If you haven’t used C# in a while (or ever!) you might share some of these common assumptions about the language and its framework:
It’s Microsoft’s version of Java. It’s not expressive like Ruby. It lacks functional features.
Although I’ve spent plenty of time heads down in the languages officially supported by COPIOUS (such as Ruby and PHP), the majority of my software engineering career has been spent within the .NET framework, building web and Windows applications in C#. Recently, I found myself in a discussion about the merits of C#, and its place in the developer’s toolkit.
While I’ll concede there may be partial truth to some of the assumptions about C#, many of the features introduced throughout the last decade made it a compelling and enjoyable language to work with. Extension methods, LINQ, excellent generic support, named/optional method arguments, asynchronous methods, and late static binding have managed to keep the language looking a little more like a poor-man’s Scala than a mere Java rip-off.
But what about functional features?
Functional programming has been a popular topic in the programming world, and here at COPIOUS as well. C# hopped on the functional programming bandwagon in 2007, and with its introduction of lambda expressions and other functional features such as tuples, it comes closer to a multi-paradigm approach than some might think.
Does it do currying on its own? No, but it does provide partial function execution, and one can write a curry function using the language tools available.
Does it provide super-easy immutability and list comprehensions like Scala or Erlang? No, not quite, but there are readonly fields, and LINQ.
The small set of functional features that were added to the language five years ago have brought big changes to the way C# looks, and are now found extensively throughout the core .NET libraries — most often in the form of anonymous functions used as lambda expressions.
So where does C# fit?
Although C#’s delegate provided a similar functionality, the introductions of the lambda expression, complete with type inference, in C# 3.0 changed the face of the language. (Lambda expressions essentially provide syntactic sugar to wrap closure-supporting anonymous delegates, which were added in C# 2.0). A C# programmer today will find methods that accept lambda expressions as parameters everywhere. This is a good thing. Not only do programmers get to write fewer lines of code, but the language also becomes more expressive, less confusing, and much more like some of the other popular language choices.
One thing I love about C# are the various features that have been introduced with each language release, often making the language more elegant and easy to write. Combining these functional features with the ubiquity of generics in modern C# gives us a language with little resemblance to the language introduced at the beginning of the century.
To say C# is a multi-paradigm language that includes functional programming may be pushing the envelope.
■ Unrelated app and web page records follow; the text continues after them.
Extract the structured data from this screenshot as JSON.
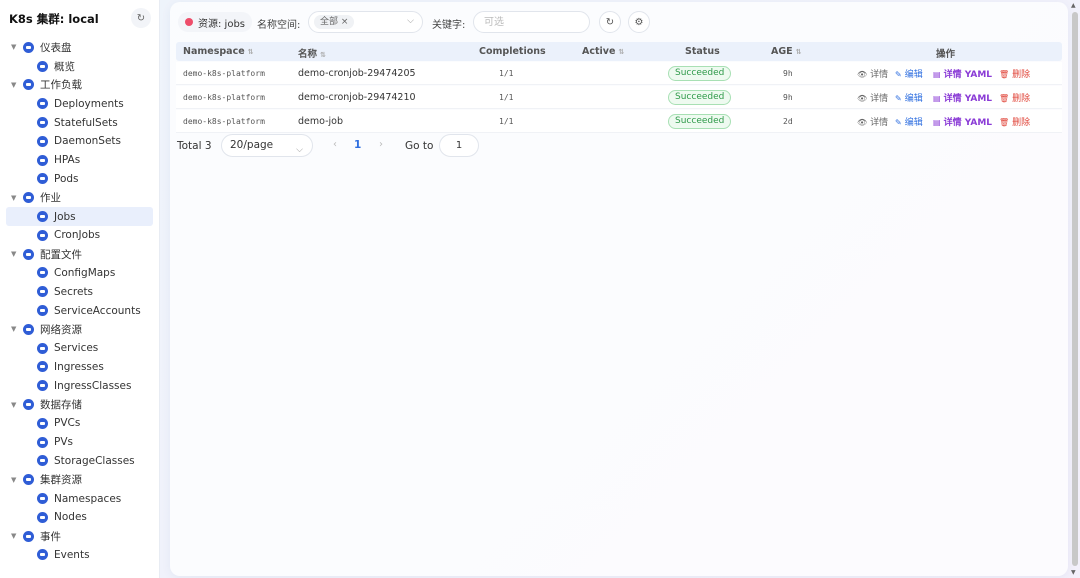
{
  "sidebar": {
    "title": "K8s 集群: local",
    "groups": [
      {
        "label": "仪表盘",
        "items": [
          "概览"
        ]
      },
      {
        "label": "工作负载",
        "items": [
          "Deployments",
          "StatefulSets",
          "DaemonSets",
          "HPAs",
          "Pods"
        ]
      },
      {
        "label": "作业",
        "items": [
          "Jobs",
          "CronJobs"
        ]
      },
      {
        "label": "配置文件",
        "items": [
          "ConfigMaps",
          "Secrets",
          "ServiceAccounts"
        ]
      },
      {
        "label": "网络资源",
        "items": [
          "Services",
          "Ingresses",
          "IngressClasses"
        ]
      },
      {
        "label": "数据存储",
        "items": [
          "PVCs",
          "PVs",
          "StorageClasses"
        ]
      },
      {
        "label": "集群资源",
        "items": [
          "Namespaces",
          "Nodes"
        ]
      },
      {
        "label": "事件",
        "items": [
          "Events"
        ]
      }
    ],
    "active_item": "Jobs"
  },
  "toolbar": {
    "resource_tag": "资源: jobs",
    "namespace_label": "名称空间:",
    "namespace_chip": "全部",
    "keyword_label": "关键字:",
    "keyword_placeholder": "可选"
  },
  "table": {
    "headers": {
      "namespace": "Namespace",
      "name": "名称",
      "completions": "Completions",
      "active": "Active",
      "status": "Status",
      "age": "AGE",
      "actions": "操作"
    },
    "rows": [
      {
        "namespace": "demo-k8s-platform",
        "name": "demo-cronjob-29474205",
        "completions": "1/1",
        "status": "Succeeded",
        "age": "9h"
      },
      {
        "namespace": "demo-k8s-platform",
        "name": "demo-cronjob-29474210",
        "completions": "1/1",
        "status": "Succeeded",
        "age": "9h"
      },
      {
        "namespace": "demo-k8s-platform",
        "name": "demo-job",
        "completions": "1/1",
        "status": "Succeeded",
        "age": "2d"
      }
    ],
    "actions": {
      "view": "详情",
      "edit": "编辑",
      "yaml": "详情 YAML",
      "delete": "删除"
    }
  },
  "pagination": {
    "total": "Total 3",
    "page_size": "20/page",
    "current_page": "1",
    "goto_label": "Go to",
    "goto_value": "1"
  }
}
But as new versions of the language emerge, expect to see more influences from other languages and programming trends.